== WHAT THE TASK ASKS ==
Report every line of the entries that contains the word "content".

== DATA SUPPLIED ==
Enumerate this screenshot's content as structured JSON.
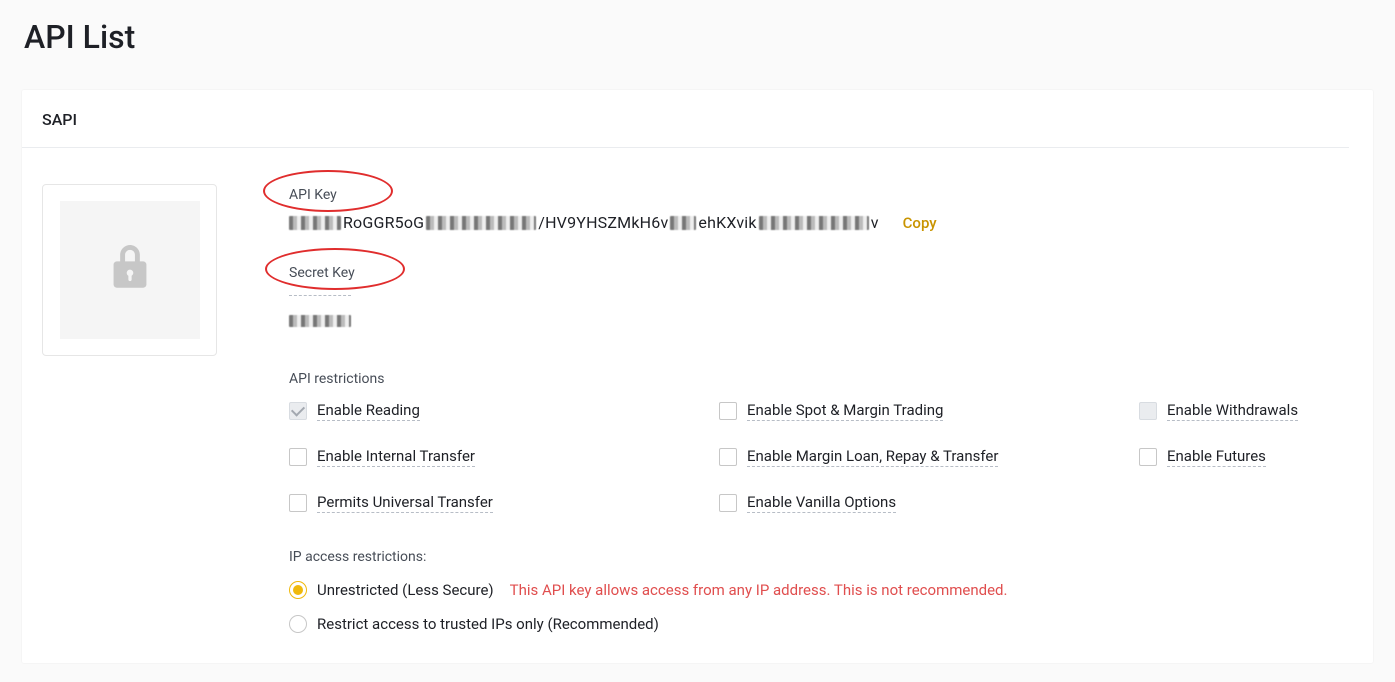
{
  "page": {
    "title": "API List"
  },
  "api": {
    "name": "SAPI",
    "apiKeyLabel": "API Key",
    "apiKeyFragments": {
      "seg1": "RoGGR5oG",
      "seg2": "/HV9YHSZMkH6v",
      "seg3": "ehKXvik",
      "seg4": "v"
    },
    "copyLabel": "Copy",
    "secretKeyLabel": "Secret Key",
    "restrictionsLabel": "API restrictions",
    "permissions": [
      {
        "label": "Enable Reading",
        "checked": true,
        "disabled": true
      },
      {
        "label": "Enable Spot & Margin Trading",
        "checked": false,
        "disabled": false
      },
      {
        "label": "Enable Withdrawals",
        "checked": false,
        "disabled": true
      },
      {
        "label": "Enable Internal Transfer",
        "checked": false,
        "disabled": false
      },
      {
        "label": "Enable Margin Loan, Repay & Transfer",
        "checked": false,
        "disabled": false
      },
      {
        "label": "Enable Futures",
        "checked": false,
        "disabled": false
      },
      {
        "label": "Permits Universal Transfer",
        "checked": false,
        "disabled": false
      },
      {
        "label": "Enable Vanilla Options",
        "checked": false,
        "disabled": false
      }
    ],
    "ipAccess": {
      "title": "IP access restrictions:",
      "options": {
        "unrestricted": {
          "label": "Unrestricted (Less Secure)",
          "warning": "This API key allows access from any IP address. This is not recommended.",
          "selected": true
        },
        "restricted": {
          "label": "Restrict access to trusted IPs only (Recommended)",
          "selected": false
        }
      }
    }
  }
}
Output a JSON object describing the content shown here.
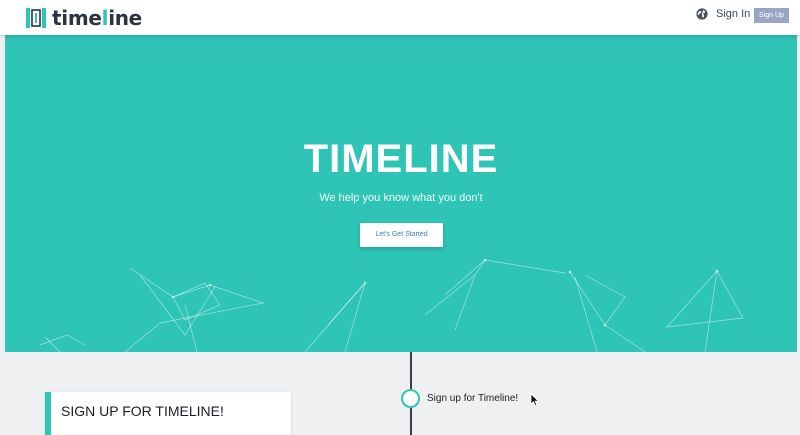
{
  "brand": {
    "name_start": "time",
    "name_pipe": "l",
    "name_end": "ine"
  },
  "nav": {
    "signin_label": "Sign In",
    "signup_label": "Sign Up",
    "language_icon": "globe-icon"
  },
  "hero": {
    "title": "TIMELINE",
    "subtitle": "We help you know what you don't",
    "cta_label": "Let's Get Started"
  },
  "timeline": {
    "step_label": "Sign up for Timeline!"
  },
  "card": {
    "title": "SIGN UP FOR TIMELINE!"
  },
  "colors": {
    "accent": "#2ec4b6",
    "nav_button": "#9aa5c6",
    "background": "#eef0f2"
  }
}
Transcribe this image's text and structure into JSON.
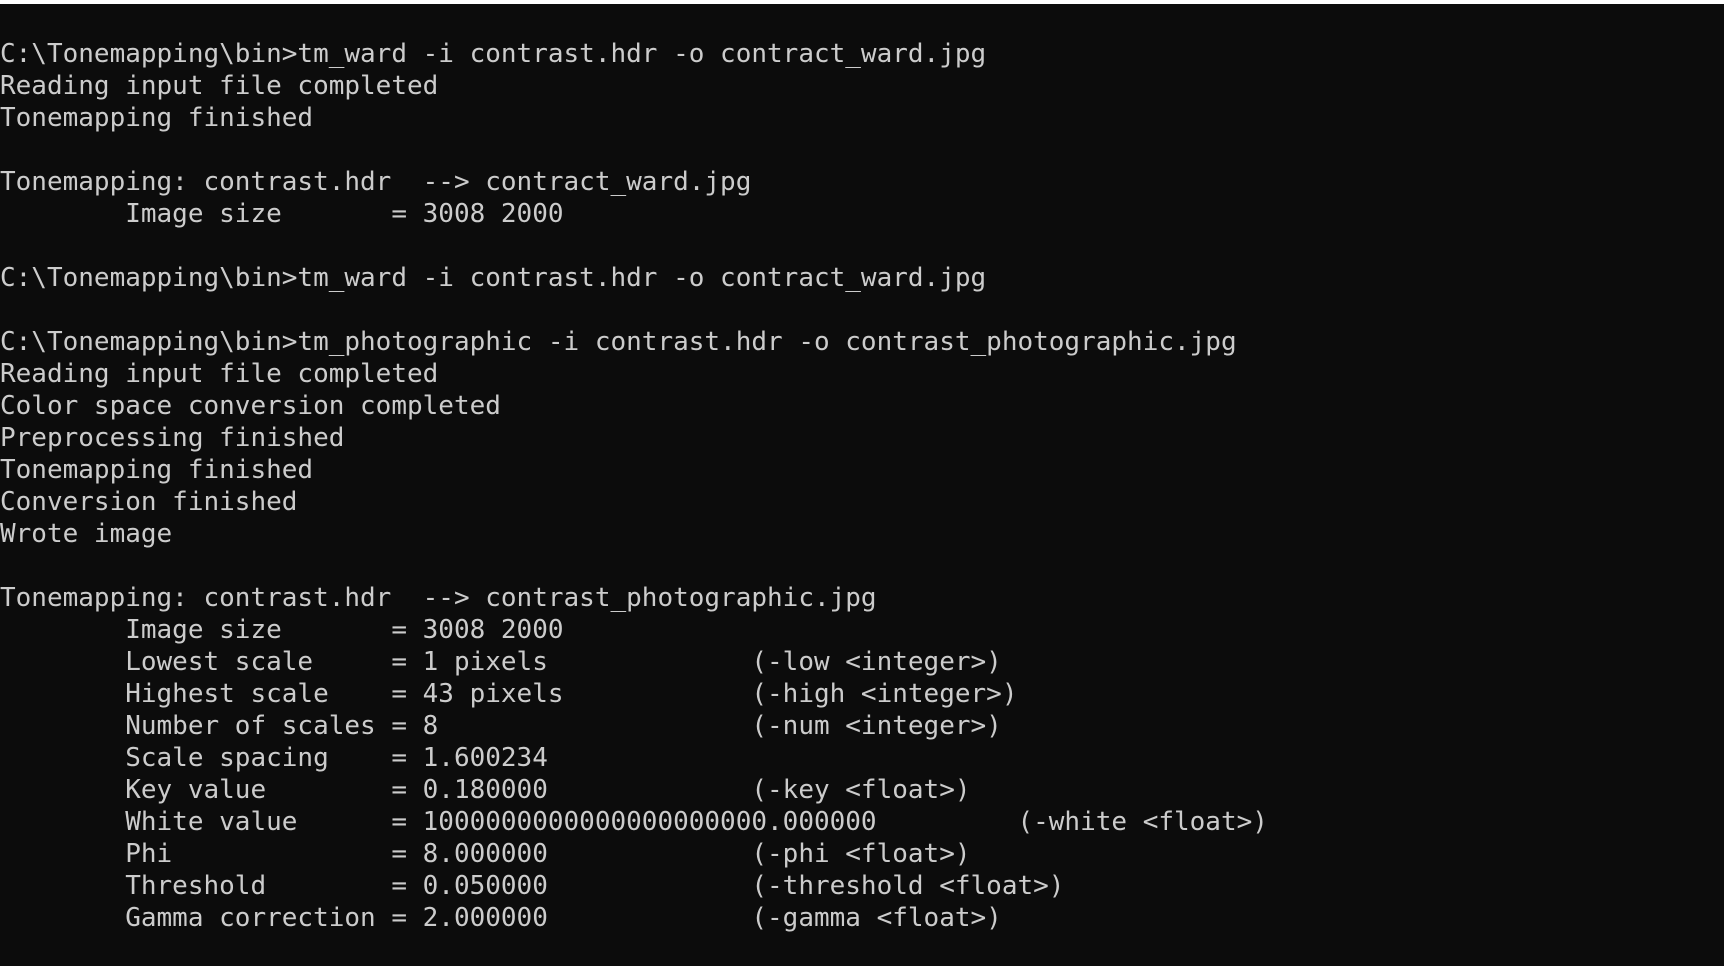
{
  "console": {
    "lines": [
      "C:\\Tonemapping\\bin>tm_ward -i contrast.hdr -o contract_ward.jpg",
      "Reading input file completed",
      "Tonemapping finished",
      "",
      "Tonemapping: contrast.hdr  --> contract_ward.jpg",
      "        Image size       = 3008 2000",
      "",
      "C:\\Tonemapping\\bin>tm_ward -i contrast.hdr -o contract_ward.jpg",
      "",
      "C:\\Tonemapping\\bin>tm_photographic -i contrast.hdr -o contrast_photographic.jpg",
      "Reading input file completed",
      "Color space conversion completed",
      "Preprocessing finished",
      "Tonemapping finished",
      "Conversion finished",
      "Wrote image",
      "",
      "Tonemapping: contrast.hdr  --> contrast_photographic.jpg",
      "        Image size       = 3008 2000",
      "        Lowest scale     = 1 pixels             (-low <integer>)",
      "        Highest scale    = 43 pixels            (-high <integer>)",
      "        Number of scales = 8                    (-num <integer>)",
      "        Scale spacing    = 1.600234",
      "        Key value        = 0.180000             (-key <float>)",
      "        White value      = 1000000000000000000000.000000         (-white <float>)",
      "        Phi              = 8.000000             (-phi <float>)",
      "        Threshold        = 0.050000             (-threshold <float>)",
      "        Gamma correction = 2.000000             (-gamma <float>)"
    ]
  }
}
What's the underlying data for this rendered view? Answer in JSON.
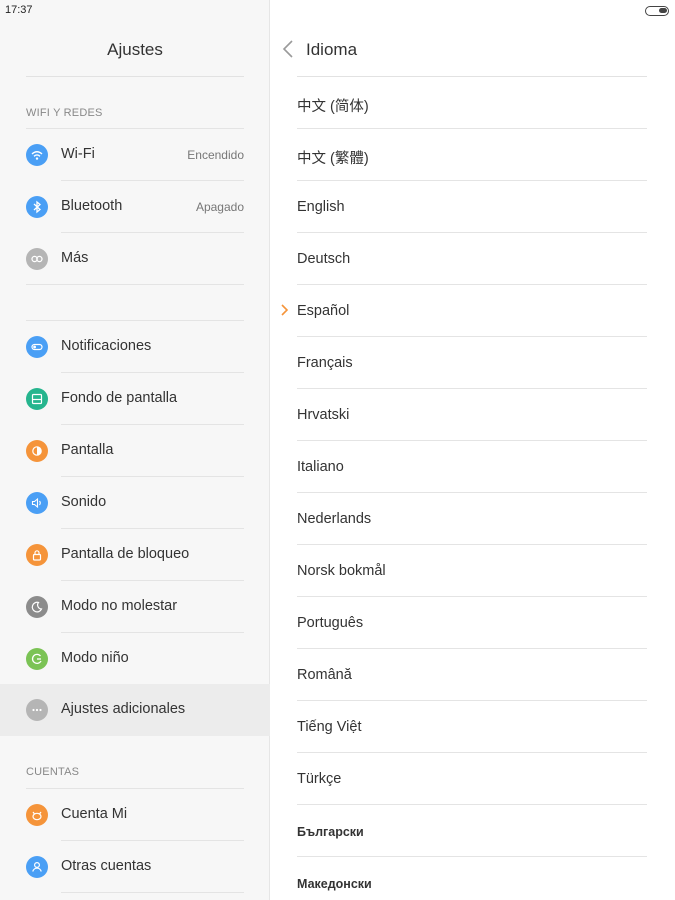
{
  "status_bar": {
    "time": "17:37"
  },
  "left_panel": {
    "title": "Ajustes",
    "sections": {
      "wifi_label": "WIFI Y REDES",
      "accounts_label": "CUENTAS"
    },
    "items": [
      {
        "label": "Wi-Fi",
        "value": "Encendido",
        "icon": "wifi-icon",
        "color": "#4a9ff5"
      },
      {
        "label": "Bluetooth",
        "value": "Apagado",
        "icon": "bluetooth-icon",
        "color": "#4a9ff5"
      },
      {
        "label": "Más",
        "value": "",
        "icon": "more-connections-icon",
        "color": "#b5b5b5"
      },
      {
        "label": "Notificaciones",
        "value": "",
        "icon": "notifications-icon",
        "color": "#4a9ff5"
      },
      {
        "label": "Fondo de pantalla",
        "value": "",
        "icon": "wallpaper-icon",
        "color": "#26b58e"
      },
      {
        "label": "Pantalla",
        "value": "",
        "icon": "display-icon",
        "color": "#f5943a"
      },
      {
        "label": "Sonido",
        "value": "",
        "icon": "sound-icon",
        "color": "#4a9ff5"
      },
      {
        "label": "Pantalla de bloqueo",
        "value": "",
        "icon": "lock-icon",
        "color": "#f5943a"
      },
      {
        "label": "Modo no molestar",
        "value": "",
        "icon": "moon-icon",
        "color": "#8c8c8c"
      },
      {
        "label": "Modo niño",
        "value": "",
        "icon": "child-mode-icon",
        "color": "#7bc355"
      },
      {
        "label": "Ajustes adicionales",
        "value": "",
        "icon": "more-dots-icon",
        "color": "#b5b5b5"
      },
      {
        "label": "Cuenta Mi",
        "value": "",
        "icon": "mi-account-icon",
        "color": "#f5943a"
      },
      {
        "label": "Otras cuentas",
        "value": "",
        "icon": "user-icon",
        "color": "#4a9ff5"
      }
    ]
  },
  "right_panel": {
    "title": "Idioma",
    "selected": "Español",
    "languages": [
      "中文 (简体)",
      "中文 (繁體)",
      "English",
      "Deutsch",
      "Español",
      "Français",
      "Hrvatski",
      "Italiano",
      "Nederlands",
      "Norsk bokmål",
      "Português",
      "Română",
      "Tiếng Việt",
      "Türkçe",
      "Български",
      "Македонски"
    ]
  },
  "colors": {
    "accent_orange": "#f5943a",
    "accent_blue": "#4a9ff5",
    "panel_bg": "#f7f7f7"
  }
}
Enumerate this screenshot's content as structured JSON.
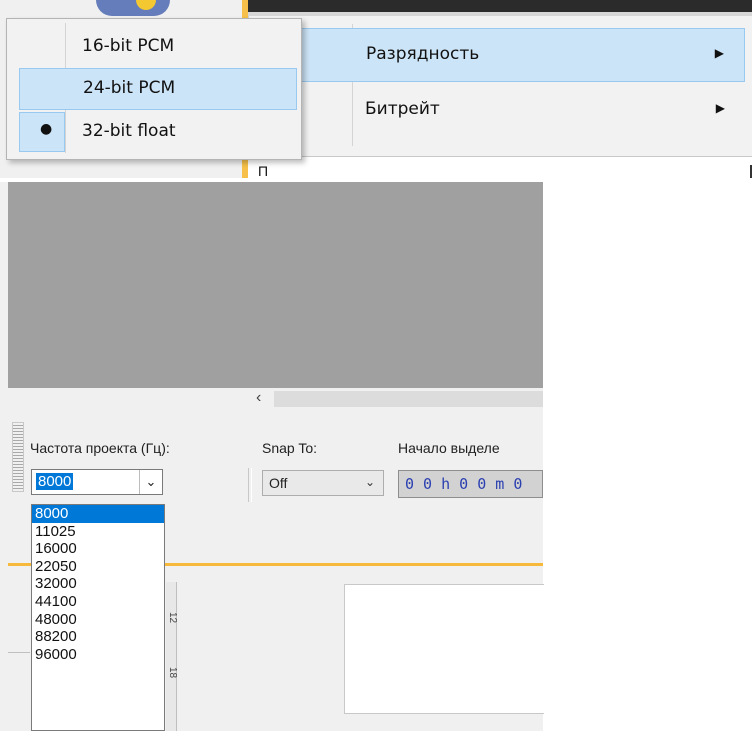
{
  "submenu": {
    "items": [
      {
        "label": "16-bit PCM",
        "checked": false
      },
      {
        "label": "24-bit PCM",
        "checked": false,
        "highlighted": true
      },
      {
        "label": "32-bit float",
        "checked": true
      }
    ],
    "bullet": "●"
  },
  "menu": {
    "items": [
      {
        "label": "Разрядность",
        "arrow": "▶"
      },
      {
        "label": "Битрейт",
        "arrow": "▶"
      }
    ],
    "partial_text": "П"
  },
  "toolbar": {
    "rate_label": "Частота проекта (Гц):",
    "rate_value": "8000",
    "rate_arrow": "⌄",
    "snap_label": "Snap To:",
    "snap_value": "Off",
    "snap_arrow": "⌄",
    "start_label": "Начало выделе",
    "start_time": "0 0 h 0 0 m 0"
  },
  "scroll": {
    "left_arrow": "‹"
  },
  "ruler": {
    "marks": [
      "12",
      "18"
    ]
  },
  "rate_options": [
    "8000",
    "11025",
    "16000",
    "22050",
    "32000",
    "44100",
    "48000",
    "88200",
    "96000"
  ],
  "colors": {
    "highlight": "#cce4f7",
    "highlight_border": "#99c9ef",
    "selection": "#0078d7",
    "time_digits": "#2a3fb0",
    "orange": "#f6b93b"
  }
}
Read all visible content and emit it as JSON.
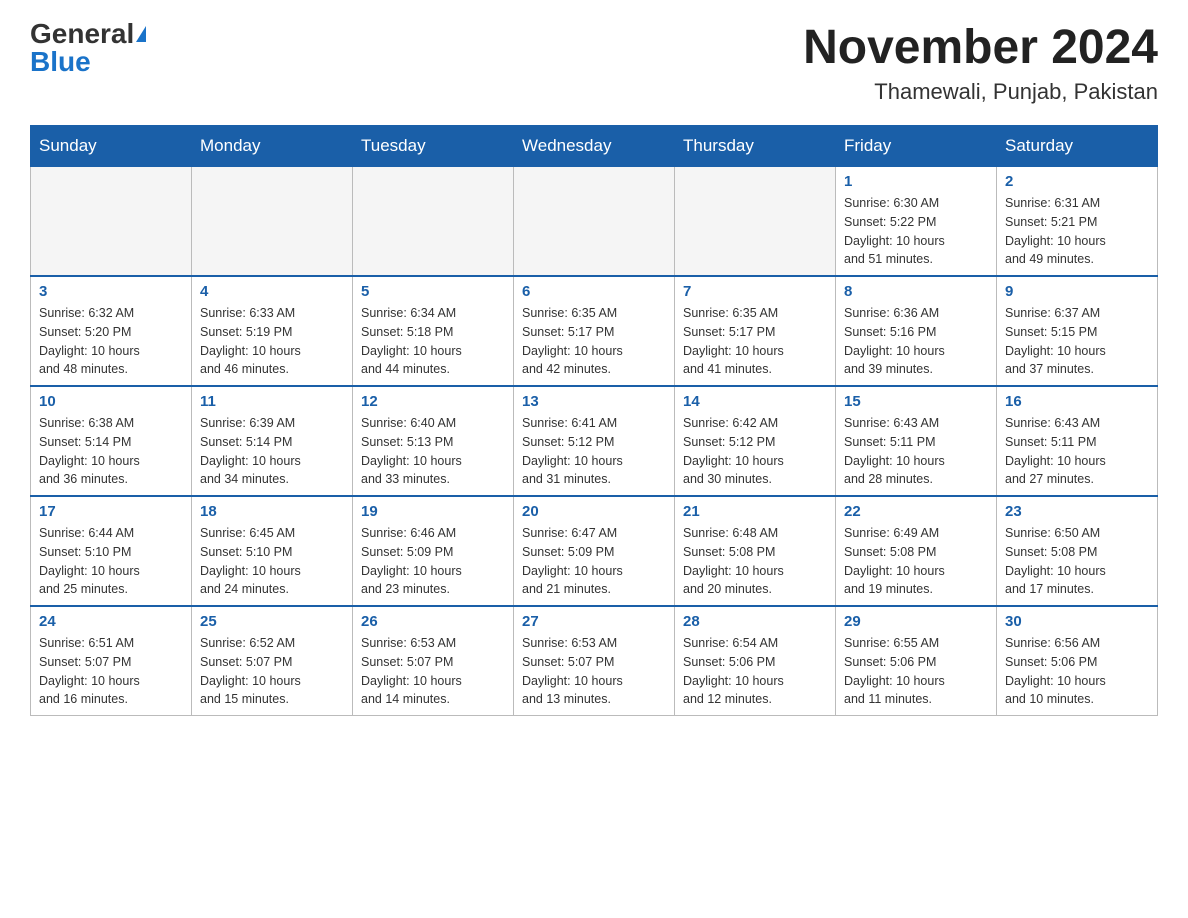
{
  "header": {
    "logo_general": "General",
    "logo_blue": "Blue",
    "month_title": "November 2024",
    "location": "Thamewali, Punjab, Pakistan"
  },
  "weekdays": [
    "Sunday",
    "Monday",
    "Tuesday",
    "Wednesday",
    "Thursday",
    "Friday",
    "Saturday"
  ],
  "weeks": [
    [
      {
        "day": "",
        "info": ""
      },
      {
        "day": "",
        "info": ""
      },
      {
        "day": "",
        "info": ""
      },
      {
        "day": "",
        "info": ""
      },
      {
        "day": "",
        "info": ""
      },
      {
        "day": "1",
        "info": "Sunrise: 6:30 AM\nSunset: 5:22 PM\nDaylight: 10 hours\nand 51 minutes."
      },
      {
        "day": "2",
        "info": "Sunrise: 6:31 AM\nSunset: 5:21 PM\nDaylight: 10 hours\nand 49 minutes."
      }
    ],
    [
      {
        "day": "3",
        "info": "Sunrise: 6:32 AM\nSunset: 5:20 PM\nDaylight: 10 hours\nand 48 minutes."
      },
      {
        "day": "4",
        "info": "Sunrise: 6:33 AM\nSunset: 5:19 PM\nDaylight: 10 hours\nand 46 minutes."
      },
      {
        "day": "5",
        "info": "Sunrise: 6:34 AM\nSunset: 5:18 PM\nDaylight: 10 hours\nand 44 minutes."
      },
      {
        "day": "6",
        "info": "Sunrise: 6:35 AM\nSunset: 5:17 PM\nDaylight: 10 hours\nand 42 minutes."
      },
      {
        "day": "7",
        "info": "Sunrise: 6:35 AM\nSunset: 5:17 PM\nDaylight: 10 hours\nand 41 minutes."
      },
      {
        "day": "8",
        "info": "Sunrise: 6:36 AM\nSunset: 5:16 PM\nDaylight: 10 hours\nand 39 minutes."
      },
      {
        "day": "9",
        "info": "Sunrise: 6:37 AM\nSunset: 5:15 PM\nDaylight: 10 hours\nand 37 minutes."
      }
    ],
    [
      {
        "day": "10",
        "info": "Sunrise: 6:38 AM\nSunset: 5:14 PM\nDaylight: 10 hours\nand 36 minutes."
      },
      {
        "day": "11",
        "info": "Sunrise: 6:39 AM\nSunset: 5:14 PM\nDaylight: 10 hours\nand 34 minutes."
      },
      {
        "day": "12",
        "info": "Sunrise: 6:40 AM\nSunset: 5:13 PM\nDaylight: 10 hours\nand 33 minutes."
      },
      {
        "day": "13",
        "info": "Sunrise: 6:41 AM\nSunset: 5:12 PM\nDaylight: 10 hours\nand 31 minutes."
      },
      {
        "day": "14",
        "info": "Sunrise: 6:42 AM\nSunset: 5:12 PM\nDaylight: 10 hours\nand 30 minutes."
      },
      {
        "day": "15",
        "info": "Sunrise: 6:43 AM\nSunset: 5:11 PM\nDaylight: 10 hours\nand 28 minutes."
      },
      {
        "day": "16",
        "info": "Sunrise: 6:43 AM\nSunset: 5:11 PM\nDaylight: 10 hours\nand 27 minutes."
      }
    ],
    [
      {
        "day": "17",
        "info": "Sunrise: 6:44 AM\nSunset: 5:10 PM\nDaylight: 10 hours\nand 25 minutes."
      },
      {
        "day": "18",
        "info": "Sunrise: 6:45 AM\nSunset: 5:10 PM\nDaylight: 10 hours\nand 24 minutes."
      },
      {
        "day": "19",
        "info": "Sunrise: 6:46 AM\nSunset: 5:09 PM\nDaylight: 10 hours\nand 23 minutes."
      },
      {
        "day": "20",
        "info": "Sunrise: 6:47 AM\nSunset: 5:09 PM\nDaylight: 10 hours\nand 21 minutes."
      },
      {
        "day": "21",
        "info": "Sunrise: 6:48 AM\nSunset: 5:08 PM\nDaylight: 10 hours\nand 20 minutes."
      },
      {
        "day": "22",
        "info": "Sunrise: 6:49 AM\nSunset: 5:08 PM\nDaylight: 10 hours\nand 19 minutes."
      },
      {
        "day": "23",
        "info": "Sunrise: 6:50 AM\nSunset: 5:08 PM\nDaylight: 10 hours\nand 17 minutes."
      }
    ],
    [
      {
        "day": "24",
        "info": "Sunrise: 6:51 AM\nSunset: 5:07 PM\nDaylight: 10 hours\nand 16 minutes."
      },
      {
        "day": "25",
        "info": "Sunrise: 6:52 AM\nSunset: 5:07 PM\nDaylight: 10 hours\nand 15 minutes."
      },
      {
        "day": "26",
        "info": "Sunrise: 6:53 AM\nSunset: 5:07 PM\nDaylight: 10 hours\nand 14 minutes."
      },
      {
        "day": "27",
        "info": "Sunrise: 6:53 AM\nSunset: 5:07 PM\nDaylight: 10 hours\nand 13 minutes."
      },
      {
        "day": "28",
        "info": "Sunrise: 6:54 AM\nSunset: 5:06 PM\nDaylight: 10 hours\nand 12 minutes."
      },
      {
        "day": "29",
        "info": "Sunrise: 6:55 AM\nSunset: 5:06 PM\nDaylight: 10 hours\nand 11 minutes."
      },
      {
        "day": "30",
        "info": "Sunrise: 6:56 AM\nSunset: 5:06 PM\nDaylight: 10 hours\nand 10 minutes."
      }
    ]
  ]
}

== ANSWER TO THE EXERCISE ==
Enumerate this screenshot's content as structured JSON.
Output a JSON object describing the content shown here.
Enumerate this screenshot's content as structured JSON.
Read all visible content and emit it as JSON.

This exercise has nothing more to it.